• [What the task asks]: Exactly the lines from the one containing "Transcribe this image's" through the final line of the data are to be written out again, with nothing added.

=====

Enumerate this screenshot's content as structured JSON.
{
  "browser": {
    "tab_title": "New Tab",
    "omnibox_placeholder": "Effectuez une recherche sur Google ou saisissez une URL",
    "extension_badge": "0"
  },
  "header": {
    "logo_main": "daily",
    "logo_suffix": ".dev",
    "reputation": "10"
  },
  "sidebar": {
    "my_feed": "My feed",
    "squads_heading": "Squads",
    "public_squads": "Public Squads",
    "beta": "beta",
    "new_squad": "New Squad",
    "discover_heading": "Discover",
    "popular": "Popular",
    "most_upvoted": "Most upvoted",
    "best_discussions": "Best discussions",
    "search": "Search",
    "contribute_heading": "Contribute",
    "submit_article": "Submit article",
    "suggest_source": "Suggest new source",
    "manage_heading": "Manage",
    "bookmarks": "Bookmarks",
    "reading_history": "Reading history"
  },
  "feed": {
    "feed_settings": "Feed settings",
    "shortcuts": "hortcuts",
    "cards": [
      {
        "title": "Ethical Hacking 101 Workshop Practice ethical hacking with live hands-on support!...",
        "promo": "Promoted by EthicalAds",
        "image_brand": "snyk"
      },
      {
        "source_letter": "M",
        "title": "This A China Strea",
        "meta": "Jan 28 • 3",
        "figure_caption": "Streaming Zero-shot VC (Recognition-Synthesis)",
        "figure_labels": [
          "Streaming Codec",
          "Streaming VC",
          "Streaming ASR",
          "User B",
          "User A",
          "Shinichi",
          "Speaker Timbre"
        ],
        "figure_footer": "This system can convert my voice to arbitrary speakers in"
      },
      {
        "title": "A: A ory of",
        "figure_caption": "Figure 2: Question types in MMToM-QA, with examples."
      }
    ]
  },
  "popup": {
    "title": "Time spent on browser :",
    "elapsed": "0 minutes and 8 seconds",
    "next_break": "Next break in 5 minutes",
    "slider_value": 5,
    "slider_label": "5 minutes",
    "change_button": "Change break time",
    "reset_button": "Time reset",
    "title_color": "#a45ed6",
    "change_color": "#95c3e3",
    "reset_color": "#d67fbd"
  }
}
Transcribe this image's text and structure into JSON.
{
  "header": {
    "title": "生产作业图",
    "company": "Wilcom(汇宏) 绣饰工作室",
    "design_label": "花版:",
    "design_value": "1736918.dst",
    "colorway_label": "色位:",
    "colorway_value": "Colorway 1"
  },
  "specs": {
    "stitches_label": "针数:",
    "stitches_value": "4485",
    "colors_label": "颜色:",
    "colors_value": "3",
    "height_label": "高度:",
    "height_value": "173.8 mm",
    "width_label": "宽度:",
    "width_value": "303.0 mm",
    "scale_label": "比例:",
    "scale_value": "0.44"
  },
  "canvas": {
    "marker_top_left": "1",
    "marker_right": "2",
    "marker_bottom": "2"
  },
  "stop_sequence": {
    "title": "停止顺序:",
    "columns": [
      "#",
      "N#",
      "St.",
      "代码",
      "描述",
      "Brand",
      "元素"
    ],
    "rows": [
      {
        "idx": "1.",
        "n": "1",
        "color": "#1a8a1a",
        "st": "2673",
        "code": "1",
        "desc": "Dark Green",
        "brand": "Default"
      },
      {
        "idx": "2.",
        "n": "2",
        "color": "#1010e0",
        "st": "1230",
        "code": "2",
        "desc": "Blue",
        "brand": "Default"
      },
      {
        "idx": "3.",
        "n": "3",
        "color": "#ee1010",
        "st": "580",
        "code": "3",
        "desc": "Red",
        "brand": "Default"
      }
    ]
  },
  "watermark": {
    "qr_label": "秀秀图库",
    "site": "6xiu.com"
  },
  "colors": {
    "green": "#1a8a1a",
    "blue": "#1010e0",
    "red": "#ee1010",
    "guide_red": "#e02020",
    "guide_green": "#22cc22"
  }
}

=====

• [Solution to the problem]:
Transcribe this image's text and structure into JSON.
{
  "header": {
    "title": "生产作业图",
    "company": "Wilcom(汇宏) 绣饰工作室",
    "design_label": "花版:",
    "design_value": "1736918.dst",
    "colorway_label": "色位:",
    "colorway_value": "Colorway 1"
  },
  "specs": {
    "stitches_label": "针数:",
    "stitches_value": "4485",
    "colors_label": "颜色:",
    "colors_value": "3",
    "height_label": "高度:",
    "height_value": "173.8 mm",
    "width_label": "宽度:",
    "width_value": "303.0 mm",
    "scale_label": "比例:",
    "scale_value": "0.44"
  },
  "canvas": {
    "marker_top_left": "1",
    "marker_right": "2",
    "marker_bottom": "2"
  },
  "stop_sequence": {
    "title": "停止顺序:",
    "columns": [
      "#",
      "N#",
      "St.",
      "代码",
      "描述",
      "Brand",
      "元素"
    ],
    "rows": [
      {
        "idx": "1.",
        "n": "1",
        "color": "#1a8a1a",
        "st": "2673",
        "code": "1",
        "desc": "Dark Green",
        "brand": "Default"
      },
      {
        "idx": "2.",
        "n": "2",
        "color": "#1010e0",
        "st": "1230",
        "code": "2",
        "desc": "Blue",
        "brand": "Default"
      },
      {
        "idx": "3.",
        "n": "3",
        "color": "#ee1010",
        "st": "580",
        "code": "3",
        "desc": "Red",
        "brand": "Default"
      }
    ]
  },
  "watermark": {
    "qr_label": "秀秀图库",
    "site": "6xiu.com"
  },
  "colors": {
    "green": "#1a8a1a",
    "blue": "#1010e0",
    "red": "#ee1010",
    "guide_red": "#e02020",
    "guide_green": "#22cc22"
  }
}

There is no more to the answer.